Convicted individuals or family members representing a deceased relative can go through a free application process to have their offences of anal intercourse, buggery, and gross indecency destroyed from their records. These acts between adults of the age of consent were decriminalized in 1969.
The move is part of the government’s continuing effort to righting historical discrimination faced by LGBTQ2 Canadians.
“Discrimination and harassment are unacceptable and cannot be tolerated. All Canadians, regardless of sexual orientation, gender identity and expression must be able to live their lives free from stigma, violence, discrimination and prejudice,” said Ralph Goodale, Minister of Public Safety and Emergency Preparedness, in a statement.
“It is gravely unjust that there was a time in this country when you could be charged, prosecuted and criminally convicted simply because of your sexual orientation. But many LGBTQ2 Canadians suffered these injustices and for them, the pain, trauma and fear have been all too real for a very long time. Such discrimination has no place in Canada and we have a responsibility to recognize and to rectify this historic injustice.”
The federal government says thousands of people were impacted by Canada’s anti-gay laws, and the potential holds for these records to be expunged. But critics say the new law does not cover the convictions of gay men who were charged in police raids up until the 1980s.

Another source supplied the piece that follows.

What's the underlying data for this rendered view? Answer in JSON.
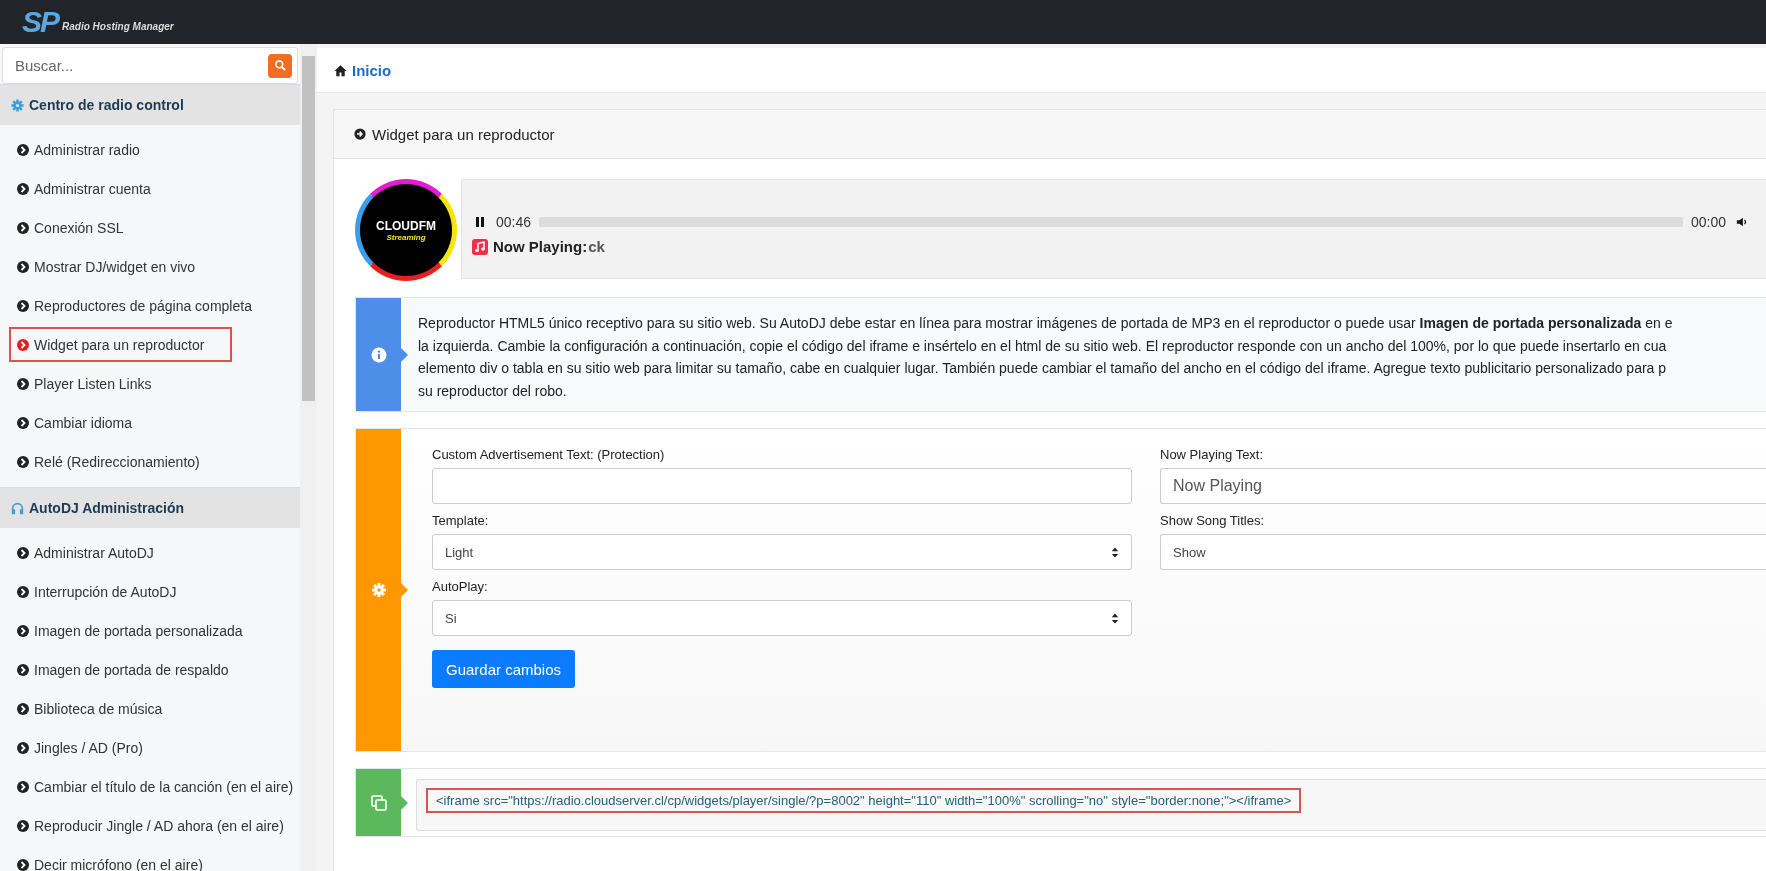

In November 2017, Trudeau issued an official apology to individuals who identify as LGBTQ2 for the discrimination suffered at the hands of past governments.
“Over our history, laws and policies enacted by the government led to the legitimization of much more than inequality – they legitimized hatred and violence, and brought shame to those targeted,” the Prime Minister said at the time.
“The state orchestrated a culture of stigma and fear around LGBTQ2 communities. And in doing so, destroyed people’s lives. The thinking of the day was that all non-heterosexual Canadians would automatically be at an increased risk of blackmail by our adversaries due to what was called ‘character weakness.’ This thinking was prejudiced and flawed. And sadly, what resulted was nothing short of a witch-hunt.”